* [WHAT THE TASK REQUIRES] Reproduce the entries. Each one must match the original exactly.

Extracted data entries
►
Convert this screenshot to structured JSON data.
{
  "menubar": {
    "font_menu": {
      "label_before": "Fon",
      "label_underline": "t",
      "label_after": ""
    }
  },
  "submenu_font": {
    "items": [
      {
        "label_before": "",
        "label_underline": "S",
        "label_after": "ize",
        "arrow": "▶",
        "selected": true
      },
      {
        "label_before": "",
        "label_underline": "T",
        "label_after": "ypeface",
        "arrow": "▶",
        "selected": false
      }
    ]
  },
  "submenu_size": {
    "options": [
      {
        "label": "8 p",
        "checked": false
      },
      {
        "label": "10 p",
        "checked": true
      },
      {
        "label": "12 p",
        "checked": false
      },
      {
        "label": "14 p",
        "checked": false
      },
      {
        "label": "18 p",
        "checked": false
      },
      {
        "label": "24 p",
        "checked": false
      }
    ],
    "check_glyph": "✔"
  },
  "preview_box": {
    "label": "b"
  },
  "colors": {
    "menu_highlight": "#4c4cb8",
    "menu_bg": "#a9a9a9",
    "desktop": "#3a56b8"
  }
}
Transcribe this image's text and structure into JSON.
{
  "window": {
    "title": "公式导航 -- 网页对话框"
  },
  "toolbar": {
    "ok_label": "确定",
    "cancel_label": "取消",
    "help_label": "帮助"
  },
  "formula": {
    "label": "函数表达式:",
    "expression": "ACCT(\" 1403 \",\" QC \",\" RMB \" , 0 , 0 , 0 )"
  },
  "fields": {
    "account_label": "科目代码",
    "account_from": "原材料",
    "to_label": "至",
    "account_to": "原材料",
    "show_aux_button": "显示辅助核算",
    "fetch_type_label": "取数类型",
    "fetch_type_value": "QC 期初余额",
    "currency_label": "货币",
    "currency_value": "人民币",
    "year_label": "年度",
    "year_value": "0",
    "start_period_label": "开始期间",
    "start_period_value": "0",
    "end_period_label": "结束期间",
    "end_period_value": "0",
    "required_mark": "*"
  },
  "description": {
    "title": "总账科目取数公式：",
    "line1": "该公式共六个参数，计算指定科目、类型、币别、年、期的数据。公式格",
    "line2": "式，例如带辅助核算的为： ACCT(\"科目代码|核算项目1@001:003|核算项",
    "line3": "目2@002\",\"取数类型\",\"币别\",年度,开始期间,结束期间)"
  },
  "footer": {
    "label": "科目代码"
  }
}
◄
* [RESPONSE TO THE TASK]
Convert this screenshot to structured JSON data.
{
  "menubar": {
    "font_menu": {
      "label_before": "Fon",
      "label_underline": "t",
      "label_after": ""
    }
  },
  "submenu_font": {
    "items": [
      {
        "label_before": "",
        "label_underline": "S",
        "label_after": "ize",
        "arrow": "▶",
        "selected": true
      },
      {
        "label_before": "",
        "label_underline": "T",
        "label_after": "ypeface",
        "arrow": "▶",
        "selected": false
      }
    ]
  },
  "submenu_size": {
    "options": [
      {
        "label": "8 p",
        "checked": false
      },
      {
        "label": "10 p",
        "checked": true
      },
      {
        "label": "12 p",
        "checked": false
      },
      {
        "label": "14 p",
        "checked": false
      },
      {
        "label": "18 p",
        "checked": false
      },
      {
        "label": "24 p",
        "checked": false
      }
    ],
    "check_glyph": "✔"
  },
  "preview_box": {
    "label": "b"
  },
  "colors": {
    "menu_highlight": "#4c4cb8",
    "menu_bg": "#a9a9a9",
    "desktop": "#3a56b8"
  }
}
Transcribe this image's text and structure into JSON.
{
  "window": {
    "title": "公式导航 -- 网页对话框"
  },
  "toolbar": {
    "ok_label": "确定",
    "cancel_label": "取消",
    "help_label": "帮助"
  },
  "formula": {
    "label": "函数表达式:",
    "expression": "ACCT(\" 1403 \",\" QC \",\" RMB \" , 0 , 0 , 0 )"
  },
  "fields": {
    "account_label": "科目代码",
    "account_from": "原材料",
    "to_label": "至",
    "account_to": "原材料",
    "show_aux_button": "显示辅助核算",
    "fetch_type_label": "取数类型",
    "fetch_type_value": "QC 期初余额",
    "currency_label": "货币",
    "currency_value": "人民币",
    "year_label": "年度",
    "year_value": "0",
    "start_period_label": "开始期间",
    "start_period_value": "0",
    "end_period_label": "结束期间",
    "end_period_value": "0",
    "required_mark": "*"
  },
  "description": {
    "title": "总账科目取数公式：",
    "line1": "该公式共六个参数，计算指定科目、类型、币别、年、期的数据。公式格",
    "line2": "式，例如带辅助核算的为： ACCT(\"科目代码|核算项目1@001:003|核算项",
    "line3": "目2@002\",\"取数类型\",\"币别\",年度,开始期间,结束期间)"
  },
  "footer": {
    "label": "科目代码"
  }
}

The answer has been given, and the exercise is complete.